===== Entries supplied =====
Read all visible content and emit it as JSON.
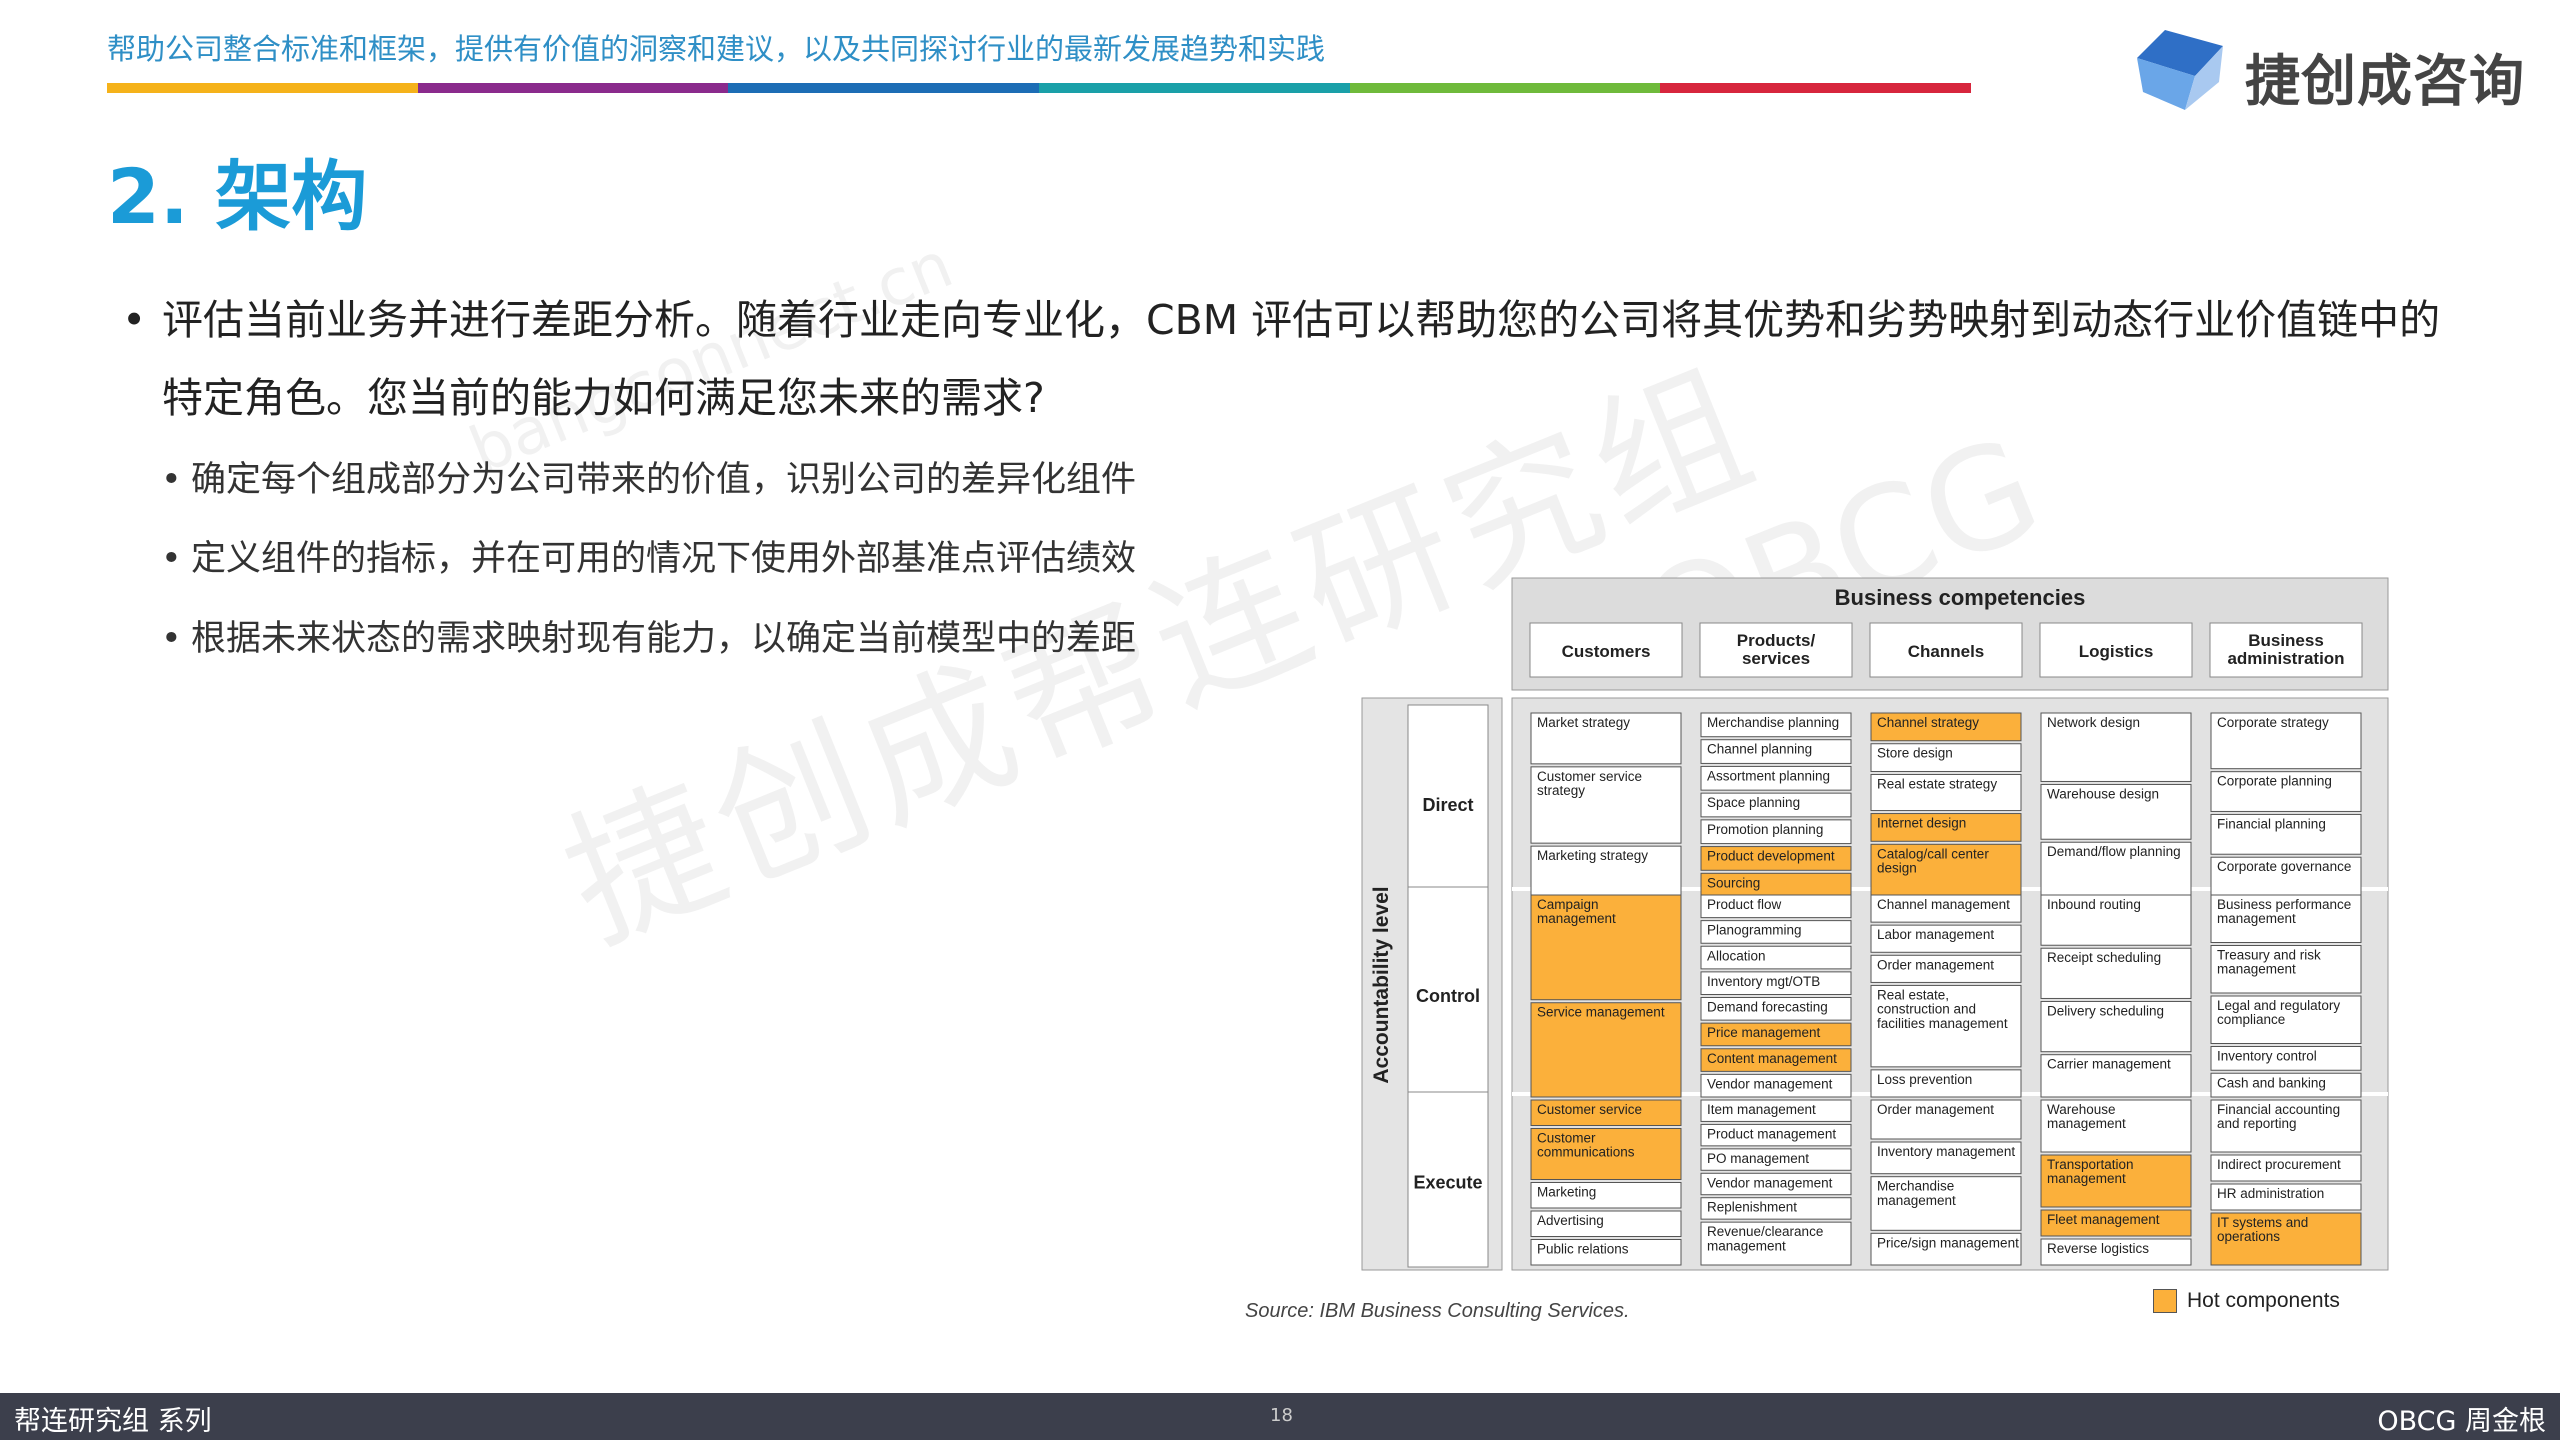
{
  "header": {
    "tagline": "帮助公司整合标准和框架，提供有价值的洞察和建议，以及共同探讨行业的最新发展趋势和实践",
    "stripe_colors": [
      "#f5b21a",
      "#8a2a8c",
      "#1c6db5",
      "#1aa0a8",
      "#6fba3b",
      "#d7263d"
    ],
    "logo_text": "捷创成咨询",
    "logo_colors": [
      "#2f6fc6",
      "#6aa6e8",
      "#a9c9f0"
    ]
  },
  "page_title": "2. 架构",
  "main_bullet": "评估当前业务并进行差距分析。随着行业走向专业化，CBM 评估可以帮助您的公司将其优势和劣势映射到动态行业价值链中的特定角色。您当前的能力如何满足您未来的需求?",
  "sub_bullets": [
    "确定每个组成部分为公司带来的价值，识别公司的差异化组件",
    "定义组件的指标，并在可用的情况下使用外部基准点评估绩效",
    "根据未来状态的需求映射现有能力，以确定当前模型中的差距"
  ],
  "watermarks": [
    "捷创成帮连研究组",
    "bangconnect.cn",
    "OBCG"
  ],
  "figure": {
    "title": "Business competencies",
    "columns": [
      "Customers",
      "Products/\nservices",
      "Channels",
      "Logistics",
      "Business\nadministration"
    ],
    "axis_label": "Accountability level",
    "rows": [
      "Direct",
      "Control",
      "Execute"
    ],
    "hot_color": "#fbb03b",
    "cells": [
      [
        [
          {
            "t": "Market strategy",
            "h": false,
            "w": 2
          },
          {
            "t": "Customer service\nstrategy",
            "h": false,
            "w": 3
          },
          {
            "t": "Marketing strategy",
            "h": false,
            "w": 2
          }
        ],
        [
          {
            "t": "Merchandise planning",
            "h": false
          },
          {
            "t": "Channel planning",
            "h": false
          },
          {
            "t": "Assortment planning",
            "h": false
          },
          {
            "t": "Space planning",
            "h": false
          },
          {
            "t": "Promotion planning",
            "h": false
          },
          {
            "t": "Product development",
            "h": true
          },
          {
            "t": "Sourcing",
            "h": true
          }
        ],
        [
          {
            "t": "Channel strategy",
            "h": true
          },
          {
            "t": "Store design",
            "h": false
          },
          {
            "t": "Real estate strategy",
            "h": false,
            "w": 1.3
          },
          {
            "t": "Internet design",
            "h": true
          },
          {
            "t": "Catalog/call center\ndesign",
            "h": true,
            "w": 1.9
          }
        ],
        [
          {
            "t": "Network design",
            "h": false,
            "w": 2
          },
          {
            "t": "Warehouse design",
            "h": false,
            "w": 1.6
          },
          {
            "t": "Demand/flow planning",
            "h": false,
            "w": 1.6
          }
        ],
        [
          {
            "t": "Corporate strategy",
            "h": false,
            "w": 1.4
          },
          {
            "t": "Corporate planning",
            "h": false
          },
          {
            "t": "Financial planning",
            "h": false
          },
          {
            "t": "Corporate governance",
            "h": false
          }
        ]
      ],
      [
        [
          {
            "t": "Campaign\nmanagement",
            "h": true,
            "w": 4
          },
          {
            "t": "Service management",
            "h": true,
            "w": 3.6
          }
        ],
        [
          {
            "t": "Product flow",
            "h": false
          },
          {
            "t": "Planogramming",
            "h": false
          },
          {
            "t": "Allocation",
            "h": false
          },
          {
            "t": "Inventory mgt/OTB",
            "h": false
          },
          {
            "t": "Demand forecasting",
            "h": false
          },
          {
            "t": "Price management",
            "h": true
          },
          {
            "t": "Content management",
            "h": true
          },
          {
            "t": "Vendor management",
            "h": false
          }
        ],
        [
          {
            "t": "Channel management",
            "h": false
          },
          {
            "t": "Labor management",
            "h": false
          },
          {
            "t": "Order management",
            "h": false
          },
          {
            "t": "Real estate,\nconstruction and\nfacilities management",
            "h": false,
            "w": 3
          },
          {
            "t": "Loss prevention",
            "h": false
          }
        ],
        [
          {
            "t": "Inbound routing",
            "h": false,
            "w": 1.9
          },
          {
            "t": "Receipt scheduling",
            "h": false,
            "w": 1.9
          },
          {
            "t": "Delivery scheduling",
            "h": false,
            "w": 1.9
          },
          {
            "t": "Carrier management",
            "h": false,
            "w": 1.6
          }
        ],
        [
          {
            "t": "Business performance\nmanagement",
            "h": false,
            "w": 2
          },
          {
            "t": "Treasury and risk\nmanagement",
            "h": false,
            "w": 2
          },
          {
            "t": "Legal and regulatory\ncompliance",
            "h": false,
            "w": 2
          },
          {
            "t": "Inventory control",
            "h": false
          },
          {
            "t": "Cash and banking",
            "h": false
          }
        ]
      ],
      [
        [
          {
            "t": "Customer service",
            "h": true
          },
          {
            "t": "Customer\ncommunications",
            "h": true,
            "w": 2
          },
          {
            "t": "Marketing",
            "h": false
          },
          {
            "t": "Advertising",
            "h": false
          },
          {
            "t": "Public relations",
            "h": false
          }
        ],
        [
          {
            "t": "Item management",
            "h": false
          },
          {
            "t": "Product management",
            "h": false
          },
          {
            "t": "PO management",
            "h": false
          },
          {
            "t": "Vendor management",
            "h": false
          },
          {
            "t": "Replenishment",
            "h": false
          },
          {
            "t": "Revenue/clearance\nmanagement",
            "h": false,
            "w": 2
          }
        ],
        [
          {
            "t": "Order management",
            "h": false,
            "w": 1.6
          },
          {
            "t": "Inventory management",
            "h": false,
            "w": 1.3
          },
          {
            "t": "Merchandise\nmanagement",
            "h": false,
            "w": 2.2
          },
          {
            "t": "Price/sign management",
            "h": false,
            "w": 1.3
          }
        ],
        [
          {
            "t": "Warehouse\nmanagement",
            "h": false,
            "w": 2
          },
          {
            "t": "Transportation\nmanagement",
            "h": true,
            "w": 2
          },
          {
            "t": "Fleet management",
            "h": true
          },
          {
            "t": "Reverse logistics",
            "h": false
          }
        ],
        [
          {
            "t": "Financial accounting\nand reporting",
            "h": false,
            "w": 2
          },
          {
            "t": "Indirect procurement",
            "h": false
          },
          {
            "t": "HR administration",
            "h": false
          },
          {
            "t": "IT systems and\noperations",
            "h": true,
            "w": 2
          }
        ]
      ]
    ]
  },
  "source_note": "Source: IBM Business Consulting Services.",
  "legend_label": "Hot components",
  "footer": {
    "left": "帮连研究组 系列",
    "page_number": "18",
    "right": "OBCG 周金根"
  }
}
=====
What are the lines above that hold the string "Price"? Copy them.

            "t": "Price management",
            "t": "Price/sign management",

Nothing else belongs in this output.